EXERCISE -> Whenever the word "content" occurs in a line of the material below, that line is counted. Report only the count.

EXERCISE INPUTS ->
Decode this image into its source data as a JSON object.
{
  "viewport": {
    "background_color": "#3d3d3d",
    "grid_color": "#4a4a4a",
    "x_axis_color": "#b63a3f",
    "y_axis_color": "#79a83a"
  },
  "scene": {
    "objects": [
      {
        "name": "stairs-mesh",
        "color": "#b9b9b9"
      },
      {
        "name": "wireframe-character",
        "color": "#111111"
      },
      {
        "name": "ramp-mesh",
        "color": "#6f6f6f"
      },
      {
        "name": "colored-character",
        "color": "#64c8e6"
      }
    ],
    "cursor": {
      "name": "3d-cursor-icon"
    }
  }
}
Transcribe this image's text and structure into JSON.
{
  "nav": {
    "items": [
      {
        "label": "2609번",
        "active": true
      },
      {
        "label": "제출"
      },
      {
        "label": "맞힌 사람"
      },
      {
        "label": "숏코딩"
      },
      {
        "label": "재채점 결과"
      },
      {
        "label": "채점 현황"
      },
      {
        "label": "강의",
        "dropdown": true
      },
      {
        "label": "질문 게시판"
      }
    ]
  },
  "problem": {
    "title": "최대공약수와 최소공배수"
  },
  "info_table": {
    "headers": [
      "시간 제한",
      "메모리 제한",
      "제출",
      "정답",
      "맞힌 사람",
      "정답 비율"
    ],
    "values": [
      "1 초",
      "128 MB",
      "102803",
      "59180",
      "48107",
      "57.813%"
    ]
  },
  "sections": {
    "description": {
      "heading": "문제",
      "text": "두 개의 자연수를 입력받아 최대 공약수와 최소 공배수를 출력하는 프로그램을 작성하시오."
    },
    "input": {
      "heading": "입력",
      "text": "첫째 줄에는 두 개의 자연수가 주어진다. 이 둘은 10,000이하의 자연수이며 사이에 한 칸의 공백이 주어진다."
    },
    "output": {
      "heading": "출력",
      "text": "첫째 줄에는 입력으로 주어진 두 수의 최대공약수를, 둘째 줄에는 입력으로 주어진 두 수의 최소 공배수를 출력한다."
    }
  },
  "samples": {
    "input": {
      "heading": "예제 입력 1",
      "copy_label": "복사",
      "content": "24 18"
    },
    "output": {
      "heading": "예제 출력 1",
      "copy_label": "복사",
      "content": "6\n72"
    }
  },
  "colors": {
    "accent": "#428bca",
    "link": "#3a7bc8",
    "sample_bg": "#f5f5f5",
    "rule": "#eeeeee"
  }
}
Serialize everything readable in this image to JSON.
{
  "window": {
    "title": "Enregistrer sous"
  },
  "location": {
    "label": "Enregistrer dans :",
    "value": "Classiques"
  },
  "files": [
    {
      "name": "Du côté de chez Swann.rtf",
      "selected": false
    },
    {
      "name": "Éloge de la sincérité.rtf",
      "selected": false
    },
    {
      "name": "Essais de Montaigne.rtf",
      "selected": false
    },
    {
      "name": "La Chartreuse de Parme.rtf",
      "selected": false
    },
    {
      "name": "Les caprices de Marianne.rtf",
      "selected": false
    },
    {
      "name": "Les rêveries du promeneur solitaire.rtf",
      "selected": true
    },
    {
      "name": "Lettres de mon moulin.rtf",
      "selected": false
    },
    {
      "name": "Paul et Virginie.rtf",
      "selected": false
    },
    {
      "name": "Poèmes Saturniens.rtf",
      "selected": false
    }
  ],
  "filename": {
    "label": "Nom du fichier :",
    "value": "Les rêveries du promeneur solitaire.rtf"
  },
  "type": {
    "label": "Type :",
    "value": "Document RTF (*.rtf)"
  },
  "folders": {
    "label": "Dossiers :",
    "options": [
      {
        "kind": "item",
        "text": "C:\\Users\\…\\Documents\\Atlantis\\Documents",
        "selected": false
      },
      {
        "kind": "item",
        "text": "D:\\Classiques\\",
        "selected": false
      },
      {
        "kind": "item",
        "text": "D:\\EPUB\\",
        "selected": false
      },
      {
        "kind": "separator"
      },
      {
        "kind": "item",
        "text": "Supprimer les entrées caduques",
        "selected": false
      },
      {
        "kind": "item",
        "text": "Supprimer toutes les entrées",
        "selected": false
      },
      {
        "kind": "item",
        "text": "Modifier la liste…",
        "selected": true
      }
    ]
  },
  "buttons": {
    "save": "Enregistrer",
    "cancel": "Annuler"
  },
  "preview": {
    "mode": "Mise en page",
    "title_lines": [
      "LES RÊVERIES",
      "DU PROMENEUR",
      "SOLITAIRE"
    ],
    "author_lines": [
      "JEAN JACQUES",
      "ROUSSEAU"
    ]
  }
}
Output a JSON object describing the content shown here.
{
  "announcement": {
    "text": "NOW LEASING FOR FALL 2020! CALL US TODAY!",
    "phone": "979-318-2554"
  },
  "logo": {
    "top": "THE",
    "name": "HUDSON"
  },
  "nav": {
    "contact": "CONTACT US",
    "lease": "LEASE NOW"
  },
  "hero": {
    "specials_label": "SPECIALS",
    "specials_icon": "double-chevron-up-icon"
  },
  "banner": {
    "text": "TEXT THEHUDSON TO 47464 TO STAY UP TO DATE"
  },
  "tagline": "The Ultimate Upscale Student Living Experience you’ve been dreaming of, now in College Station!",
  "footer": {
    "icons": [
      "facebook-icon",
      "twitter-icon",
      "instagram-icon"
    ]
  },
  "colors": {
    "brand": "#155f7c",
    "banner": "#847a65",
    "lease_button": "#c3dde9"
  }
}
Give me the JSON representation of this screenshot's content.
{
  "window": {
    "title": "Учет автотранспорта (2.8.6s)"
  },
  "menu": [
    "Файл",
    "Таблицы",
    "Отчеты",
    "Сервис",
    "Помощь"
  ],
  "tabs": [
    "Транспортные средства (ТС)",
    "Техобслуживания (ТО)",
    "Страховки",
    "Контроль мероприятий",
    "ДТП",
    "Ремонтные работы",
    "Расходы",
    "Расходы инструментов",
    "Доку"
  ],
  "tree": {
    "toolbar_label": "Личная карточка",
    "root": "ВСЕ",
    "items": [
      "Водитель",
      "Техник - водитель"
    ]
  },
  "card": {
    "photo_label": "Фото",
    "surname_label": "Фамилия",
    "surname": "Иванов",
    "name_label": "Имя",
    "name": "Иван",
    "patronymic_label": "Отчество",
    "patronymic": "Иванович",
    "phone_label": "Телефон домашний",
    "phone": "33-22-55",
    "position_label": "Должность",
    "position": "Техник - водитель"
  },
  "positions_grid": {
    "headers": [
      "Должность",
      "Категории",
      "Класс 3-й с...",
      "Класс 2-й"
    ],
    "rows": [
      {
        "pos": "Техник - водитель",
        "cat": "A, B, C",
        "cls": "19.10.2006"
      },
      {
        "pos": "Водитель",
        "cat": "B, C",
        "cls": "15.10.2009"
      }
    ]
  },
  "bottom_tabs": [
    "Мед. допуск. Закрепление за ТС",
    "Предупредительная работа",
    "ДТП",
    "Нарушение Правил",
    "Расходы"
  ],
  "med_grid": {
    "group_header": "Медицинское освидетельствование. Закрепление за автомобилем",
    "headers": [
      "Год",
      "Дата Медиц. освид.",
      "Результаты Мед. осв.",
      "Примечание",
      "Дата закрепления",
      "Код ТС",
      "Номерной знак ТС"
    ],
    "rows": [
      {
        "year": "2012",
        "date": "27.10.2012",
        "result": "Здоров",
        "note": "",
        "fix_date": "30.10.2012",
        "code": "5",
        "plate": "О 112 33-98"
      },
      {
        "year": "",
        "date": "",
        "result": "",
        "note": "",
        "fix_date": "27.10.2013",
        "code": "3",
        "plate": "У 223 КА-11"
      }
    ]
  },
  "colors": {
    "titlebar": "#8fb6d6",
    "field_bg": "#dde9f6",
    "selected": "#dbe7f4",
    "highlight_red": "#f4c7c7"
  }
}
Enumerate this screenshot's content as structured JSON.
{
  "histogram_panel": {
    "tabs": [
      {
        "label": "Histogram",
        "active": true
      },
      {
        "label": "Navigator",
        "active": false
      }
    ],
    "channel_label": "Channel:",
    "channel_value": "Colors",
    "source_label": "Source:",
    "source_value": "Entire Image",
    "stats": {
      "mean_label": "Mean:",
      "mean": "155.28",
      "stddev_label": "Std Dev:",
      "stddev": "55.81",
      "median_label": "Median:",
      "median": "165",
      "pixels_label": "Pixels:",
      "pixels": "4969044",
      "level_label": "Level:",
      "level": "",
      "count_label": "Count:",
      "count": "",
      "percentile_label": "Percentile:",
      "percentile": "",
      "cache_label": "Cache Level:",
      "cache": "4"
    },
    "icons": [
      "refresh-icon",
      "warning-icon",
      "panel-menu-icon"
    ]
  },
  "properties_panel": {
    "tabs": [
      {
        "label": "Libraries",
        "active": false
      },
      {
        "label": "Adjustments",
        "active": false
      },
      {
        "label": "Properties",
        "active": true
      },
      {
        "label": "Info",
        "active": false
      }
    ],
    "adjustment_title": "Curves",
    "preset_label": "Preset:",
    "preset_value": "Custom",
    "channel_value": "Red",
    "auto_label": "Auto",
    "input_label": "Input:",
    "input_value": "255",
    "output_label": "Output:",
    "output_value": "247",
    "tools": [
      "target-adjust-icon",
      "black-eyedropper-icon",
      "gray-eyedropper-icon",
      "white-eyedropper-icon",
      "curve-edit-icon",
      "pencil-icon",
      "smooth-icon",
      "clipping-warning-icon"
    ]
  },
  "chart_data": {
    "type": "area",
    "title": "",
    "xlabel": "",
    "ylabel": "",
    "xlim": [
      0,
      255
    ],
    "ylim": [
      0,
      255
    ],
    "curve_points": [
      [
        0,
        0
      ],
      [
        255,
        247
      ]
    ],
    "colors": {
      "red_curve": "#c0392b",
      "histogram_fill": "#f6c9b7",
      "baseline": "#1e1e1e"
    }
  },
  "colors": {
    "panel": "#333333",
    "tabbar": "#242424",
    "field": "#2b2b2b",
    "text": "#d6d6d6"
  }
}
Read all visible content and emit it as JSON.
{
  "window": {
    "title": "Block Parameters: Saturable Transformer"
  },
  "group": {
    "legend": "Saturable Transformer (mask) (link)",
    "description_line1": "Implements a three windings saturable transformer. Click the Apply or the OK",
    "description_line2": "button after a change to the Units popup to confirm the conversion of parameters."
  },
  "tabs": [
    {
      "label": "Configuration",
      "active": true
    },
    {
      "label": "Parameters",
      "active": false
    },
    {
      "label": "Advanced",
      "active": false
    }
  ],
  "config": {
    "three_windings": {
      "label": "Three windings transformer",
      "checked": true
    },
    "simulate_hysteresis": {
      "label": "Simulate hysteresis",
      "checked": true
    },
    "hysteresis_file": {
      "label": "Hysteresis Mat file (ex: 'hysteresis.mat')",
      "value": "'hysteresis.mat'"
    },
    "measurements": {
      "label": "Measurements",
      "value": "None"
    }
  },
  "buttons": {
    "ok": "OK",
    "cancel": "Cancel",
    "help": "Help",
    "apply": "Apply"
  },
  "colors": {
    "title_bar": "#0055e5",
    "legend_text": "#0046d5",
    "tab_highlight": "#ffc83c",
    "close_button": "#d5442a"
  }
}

SOLUTION FOR THIS PROBLEM -> 6